**WORK INSTRUCTIONS:**
Using the listing below, report all lines holding the word "data".

**MATERIAL SHOWN:**
-------

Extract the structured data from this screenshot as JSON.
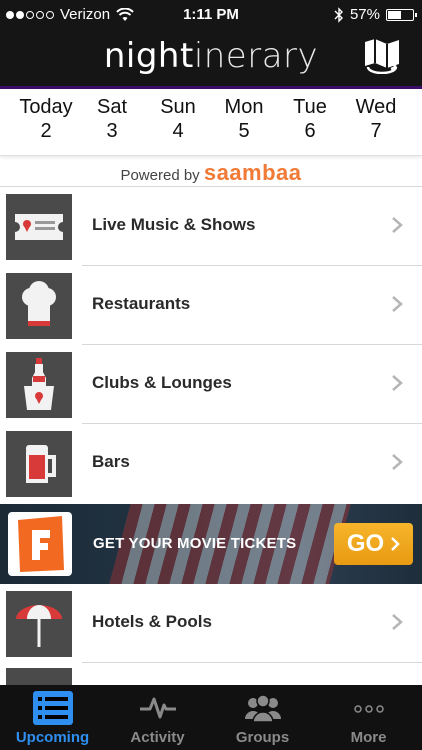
{
  "status_bar": {
    "carrier": "Verizon",
    "time": "1:11 PM",
    "battery": "57%",
    "battery_level": 0.57,
    "signal_bars_on": 2,
    "signal_bars_total": 5
  },
  "header": {
    "logo_bold": "night",
    "logo_light": "inerary",
    "map_icon": "folded-map-icon",
    "accent_color": "#3c0d68"
  },
  "dates": [
    {
      "day": "Today",
      "num": "2"
    },
    {
      "day": "Sat",
      "num": "3"
    },
    {
      "day": "Sun",
      "num": "4"
    },
    {
      "day": "Mon",
      "num": "5"
    },
    {
      "day": "Tue",
      "num": "6"
    },
    {
      "day": "Wed",
      "num": "7"
    }
  ],
  "powered": {
    "prefix": "Powered by",
    "brand": "saambaa",
    "brand_color": "#f07a36"
  },
  "categories": [
    {
      "label": "Live Music & Shows",
      "icon": "ticket-icon"
    },
    {
      "label": "Restaurants",
      "icon": "chef-hat-icon"
    },
    {
      "label": "Clubs & Lounges",
      "icon": "bottle-bucket-icon"
    },
    {
      "label": "Bars",
      "icon": "beer-mug-icon"
    }
  ],
  "banner": {
    "text": "GET YOUR MOVIE TICKETS",
    "go": "GO",
    "brand_icon": "fandango-icon"
  },
  "categories2": [
    {
      "label": "Hotels & Pools",
      "icon": "umbrella-icon"
    }
  ],
  "tabs": [
    {
      "label": "Upcoming",
      "icon": "list-icon",
      "active": true
    },
    {
      "label": "Activity",
      "icon": "pulse-icon",
      "active": false
    },
    {
      "label": "Groups",
      "icon": "people-icon",
      "active": false
    },
    {
      "label": "More",
      "icon": "ellipsis-icon",
      "active": false
    }
  ],
  "colors": {
    "active_tab": "#2e8ff0",
    "go_button": "#f0a81c"
  }
}
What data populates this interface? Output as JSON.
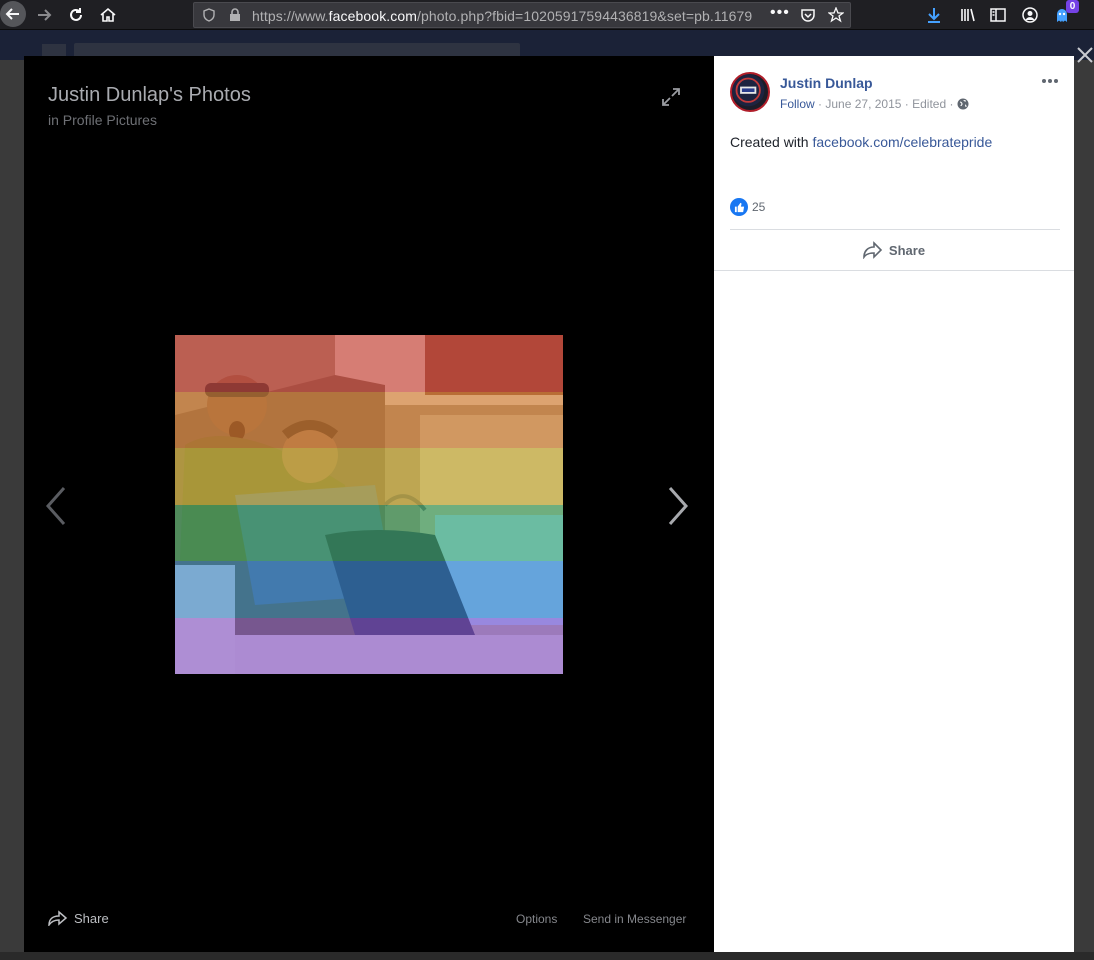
{
  "browser": {
    "url_prefix": "https://www.",
    "url_domain": "facebook.com",
    "url_rest": "/photo.php?fbid=10205917594436819&set=pb.11679",
    "notification_count": "0"
  },
  "theater": {
    "album_title": "Justin Dunlap's Photos",
    "album_sub_prefix": "in",
    "album_name": "Profile Pictures",
    "share_label": "Share",
    "options_label": "Options",
    "messenger_label": "Send in Messenger",
    "rainbow_colors": [
      "#e0453c",
      "#ed8a35",
      "#e6c63c",
      "#3bb36a",
      "#2f86d4",
      "#8c53d8"
    ]
  },
  "post": {
    "author": "Justin Dunlap",
    "follow_label": "Follow",
    "date": "June 27, 2015",
    "edited_label": "Edited",
    "caption_prefix": "Created with",
    "caption_link": "facebook.com/celebratepride",
    "like_count": "25",
    "share_label": "Share"
  },
  "colors": {
    "link": "#385898",
    "like_blue": "#1877f2",
    "theater_bg": "#000000",
    "panel_bg": "#ffffff"
  }
}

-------

**PROBLEM SOLUTION:**
Extract the structured data from this screenshot as JSON.
What data populates this interface? Output as JSON.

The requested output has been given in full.